We got up at 5.45am, and were away just before 7am, after a final feed of our magpie friends.

Today was a long, hot, day of driving.

The first stage was along the eastern coast of the Eyre Peninsula. Our schedule did not allow for stops to look at, or explore, the number of potentially interesting small settlements along that coast.

We reached Port Augusta in good time. Refuelled truck at $1.02cpl.

The forecast here was for 38 degrees by midday!

We continued on, up through the Horrocks Pass, where the long climb up did raise the temperature level on Truck, somewhat.

Then it was on through Wilmington, and the rather flat grain growing country of the mid-north. As the road bent around, there were occasional glimpses of the blue Flinders Ranges behind us.

We stopped for lunch near Orroroo, at the giant red gum tree, an impressive specimen thought to be hundreds of years old.

12-12-2000 tree.jpg

Very elderly red gum tree at Orroroo

Rather than stop at Peterborough or Burra, we decided to push on to Morgan, because that would break the back of the hot, arid country driving.
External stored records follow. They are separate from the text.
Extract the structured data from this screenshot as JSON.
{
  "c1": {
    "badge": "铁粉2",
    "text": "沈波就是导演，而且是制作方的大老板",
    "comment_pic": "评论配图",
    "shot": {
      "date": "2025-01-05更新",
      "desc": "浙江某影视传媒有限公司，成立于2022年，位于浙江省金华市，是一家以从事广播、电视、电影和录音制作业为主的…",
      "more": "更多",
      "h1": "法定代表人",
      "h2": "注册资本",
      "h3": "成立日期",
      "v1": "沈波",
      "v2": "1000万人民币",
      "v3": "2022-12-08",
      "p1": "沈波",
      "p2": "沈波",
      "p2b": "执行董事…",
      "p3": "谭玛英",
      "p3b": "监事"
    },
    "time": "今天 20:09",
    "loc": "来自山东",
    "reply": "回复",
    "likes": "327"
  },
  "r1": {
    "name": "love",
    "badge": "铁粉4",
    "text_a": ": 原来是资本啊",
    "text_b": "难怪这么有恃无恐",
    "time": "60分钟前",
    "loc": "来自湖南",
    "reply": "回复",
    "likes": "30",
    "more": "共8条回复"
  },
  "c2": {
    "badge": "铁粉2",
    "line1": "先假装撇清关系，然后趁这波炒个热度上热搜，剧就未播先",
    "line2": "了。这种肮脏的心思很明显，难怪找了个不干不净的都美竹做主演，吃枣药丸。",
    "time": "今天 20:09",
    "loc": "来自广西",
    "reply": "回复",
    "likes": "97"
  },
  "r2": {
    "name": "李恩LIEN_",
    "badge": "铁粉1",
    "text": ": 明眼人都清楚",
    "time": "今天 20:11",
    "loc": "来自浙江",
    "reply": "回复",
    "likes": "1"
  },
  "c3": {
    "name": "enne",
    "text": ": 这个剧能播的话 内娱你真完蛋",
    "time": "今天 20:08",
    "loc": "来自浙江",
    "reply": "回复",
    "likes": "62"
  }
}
The last part, through the hottest part of the afternoon, was really hard going, but worth it because the dreariest part was over.

We got to Morgan at 4.15pm. It was still very hot.

At the Riverside Caravan Park, beside the mighty Murray River, we were able to stay hitched up. That cost $15.85.

I bought a few salad items from the park shop, to go with tea, but not much because I was not sure about fruit fly quarantine checks tomorrow.

With a salad, we had the chicken I’d cooked yesterday – very nice.

After tea, we walked along the river and through the historic area of this once busy riverboat port. Watched the vehicle ferry or punt, take the odd vehicle across the river.

The river level was surprisingly high.

With the sun gone, the walk was quite pleasant.

There was a huge, pink, anvil shaped cloud in the distance and, later, a huge full moon.

12-11-2000 to morgan